By Ric Rhinehart, Executive Director, Specialty Coffee Association of America
Trade associations have a long and storied history in the world. The first trade associations were organized as guilds dating back to the Middle Ages. These groups organized to promote the interests of their members—ranging from craftsmen to students—and largely replaced the religious fraternities that organized craftsmen from Roman times. The term “guild” is a reference to the common fund of gold they maintained for their activities. Since these times, groups have formed all over the world to promote or protect the interests of their stakeholders in fields ranging from astrophysics (The National Astronomy and Astrophysics Association) to zoo keepers (American Association of Zoo Keepers). The US has been particularly prolific, with some 90,000 legally incorporated non-profit trade associations operating in 2011. Why do we like the trade association model so much? What does a trade association do that businesses cannot do for themselves? How can we realize the benefits of an association? What will our association do for us now and in the future?
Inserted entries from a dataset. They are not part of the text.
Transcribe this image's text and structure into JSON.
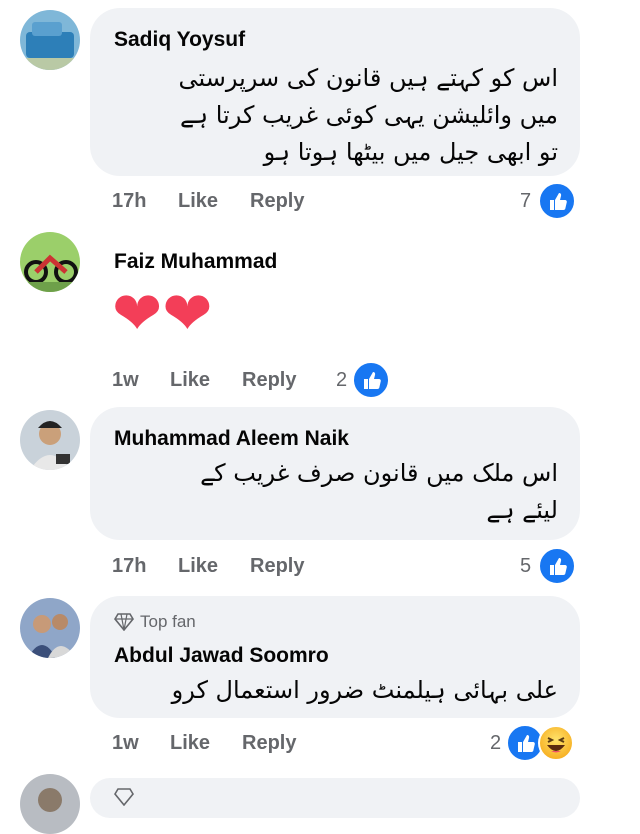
{
  "comments": [
    {
      "author": "Sadiq Yoysuf",
      "text": "اس کو کہتے ہیں قانون کی سرپرستی\nمیں وائلیشن یہی کوئی غریب کرتا ہے\nتو ابھی جیل میں بیٹھا ہوتا ہو",
      "time": "17h",
      "like": "Like",
      "reply": "Reply",
      "reactions": "7",
      "reaction_icons": [
        "like-icon"
      ]
    },
    {
      "author": "Faiz Muhammad",
      "emoji": "❤❤",
      "time": "1w",
      "like": "Like",
      "reply": "Reply",
      "reactions": "2",
      "reaction_icons": [
        "like-icon"
      ]
    },
    {
      "author": "Muhammad Aleem Naik",
      "text": "اس ملک میں قانون صرف غریب کے\nلیئے ہے",
      "time": "17h",
      "like": "Like",
      "reply": "Reply",
      "reactions": "5",
      "reaction_icons": [
        "like-icon"
      ]
    },
    {
      "author": "Abdul Jawad Soomro",
      "badge": "Top fan",
      "text": "علی بہائی ہیلمنٹ ضرور استعمال کرو",
      "time": "1w",
      "like": "Like",
      "reply": "Reply",
      "reactions": "2",
      "reaction_icons": [
        "like-icon",
        "haha-icon"
      ]
    }
  ],
  "colors": {
    "bubble": "#f0f2f5",
    "meta": "#65676b",
    "like_blue": "#1877f2",
    "heart": "#f33e58"
  }
}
The most basic driver for the trade association is that together we can accomplish what cannot be done single-handedly. By uniting our resources, we can leverage them in many different arenas in ways that no single company can. To that end, trade associations have traditionally engaged in lobbying and guiding governmental regulation of their industries; in developing standards and best practices; in providing education and professional development for those employed in their industry; in promoting the products of their industry to the public; and in acting as a watchdog for negative impressions of their industries.
For coffee in the US, the regulatory and governmental affairs functions by a trade association have long been the purview of the National Coffee Association. The NCA has done yeoman’s work over the last century to minimize trade barriers, keep the regulatory climate for coffee positive, and to keep the bureaucracy that tends to grow around the import and production of food and beverages in check. Similar efforts have been undertaken by other nationally based trade associations in other countries, with the European Coffee Federation, the German Coffee Association, the All Japan Coffee Association, and the Canadian Coffee and Tea Association all actively pursuing their national interests in coffee. The SCAA has played a supporting role whenever needed to support NCA’s efforts in this arena, adding its voice and the voices of its members where and when it could benefit the industry, at both national and state levels.